=== Begin Enclosure ===

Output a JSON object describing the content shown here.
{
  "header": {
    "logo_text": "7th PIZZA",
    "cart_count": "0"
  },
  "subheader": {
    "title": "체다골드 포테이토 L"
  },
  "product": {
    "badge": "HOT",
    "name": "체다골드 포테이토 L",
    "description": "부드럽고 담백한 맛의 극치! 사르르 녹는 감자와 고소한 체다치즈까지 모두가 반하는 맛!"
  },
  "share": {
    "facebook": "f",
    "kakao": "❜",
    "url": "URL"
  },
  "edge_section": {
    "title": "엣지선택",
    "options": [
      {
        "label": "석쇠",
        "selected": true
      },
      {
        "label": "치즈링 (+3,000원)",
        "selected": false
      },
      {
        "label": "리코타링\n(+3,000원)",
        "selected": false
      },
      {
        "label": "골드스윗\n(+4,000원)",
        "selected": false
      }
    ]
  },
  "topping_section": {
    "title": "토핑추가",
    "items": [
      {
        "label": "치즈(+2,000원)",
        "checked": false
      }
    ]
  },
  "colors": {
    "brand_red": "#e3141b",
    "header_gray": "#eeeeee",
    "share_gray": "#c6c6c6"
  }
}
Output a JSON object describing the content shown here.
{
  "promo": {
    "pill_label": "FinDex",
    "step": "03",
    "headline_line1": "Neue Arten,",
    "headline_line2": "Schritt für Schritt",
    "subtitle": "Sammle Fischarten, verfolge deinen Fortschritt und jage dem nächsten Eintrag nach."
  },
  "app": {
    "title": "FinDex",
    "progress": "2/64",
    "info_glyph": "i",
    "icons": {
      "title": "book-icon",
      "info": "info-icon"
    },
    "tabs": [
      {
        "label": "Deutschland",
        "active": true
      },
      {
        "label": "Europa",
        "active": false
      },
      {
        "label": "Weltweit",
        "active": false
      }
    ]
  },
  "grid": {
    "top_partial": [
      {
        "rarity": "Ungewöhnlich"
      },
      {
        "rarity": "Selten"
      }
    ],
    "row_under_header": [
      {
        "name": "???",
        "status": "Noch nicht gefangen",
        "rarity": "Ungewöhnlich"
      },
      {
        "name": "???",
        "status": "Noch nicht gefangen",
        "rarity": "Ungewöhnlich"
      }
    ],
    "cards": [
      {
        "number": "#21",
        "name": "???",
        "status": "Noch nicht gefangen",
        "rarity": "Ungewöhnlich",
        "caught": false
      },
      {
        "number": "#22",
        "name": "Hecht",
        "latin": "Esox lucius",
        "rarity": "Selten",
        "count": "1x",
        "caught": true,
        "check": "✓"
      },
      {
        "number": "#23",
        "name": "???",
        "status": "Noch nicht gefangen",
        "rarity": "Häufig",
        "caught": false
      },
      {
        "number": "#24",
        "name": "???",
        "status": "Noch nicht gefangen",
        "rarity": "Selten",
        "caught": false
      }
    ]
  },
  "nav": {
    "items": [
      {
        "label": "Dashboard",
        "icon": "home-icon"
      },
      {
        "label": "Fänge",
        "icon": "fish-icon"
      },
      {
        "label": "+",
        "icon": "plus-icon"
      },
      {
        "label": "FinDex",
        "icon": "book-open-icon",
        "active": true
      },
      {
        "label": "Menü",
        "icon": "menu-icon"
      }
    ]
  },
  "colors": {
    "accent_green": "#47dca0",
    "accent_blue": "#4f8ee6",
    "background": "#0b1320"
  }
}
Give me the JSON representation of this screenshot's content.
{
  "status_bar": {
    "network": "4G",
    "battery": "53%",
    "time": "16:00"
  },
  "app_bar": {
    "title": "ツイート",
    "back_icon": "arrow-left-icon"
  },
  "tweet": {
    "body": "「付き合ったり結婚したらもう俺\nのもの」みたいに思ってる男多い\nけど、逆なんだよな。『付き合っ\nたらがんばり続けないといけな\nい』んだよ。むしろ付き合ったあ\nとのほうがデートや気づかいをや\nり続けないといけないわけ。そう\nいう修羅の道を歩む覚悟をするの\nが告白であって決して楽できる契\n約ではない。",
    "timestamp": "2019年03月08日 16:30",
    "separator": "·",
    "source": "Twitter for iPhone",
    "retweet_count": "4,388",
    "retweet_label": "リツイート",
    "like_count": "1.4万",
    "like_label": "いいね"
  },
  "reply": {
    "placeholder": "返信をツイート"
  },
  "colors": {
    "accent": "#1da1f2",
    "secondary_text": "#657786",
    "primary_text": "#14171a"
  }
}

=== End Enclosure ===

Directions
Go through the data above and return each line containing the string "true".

Result
        "selected": true
        "active": true
        "caught": true,
        "active": true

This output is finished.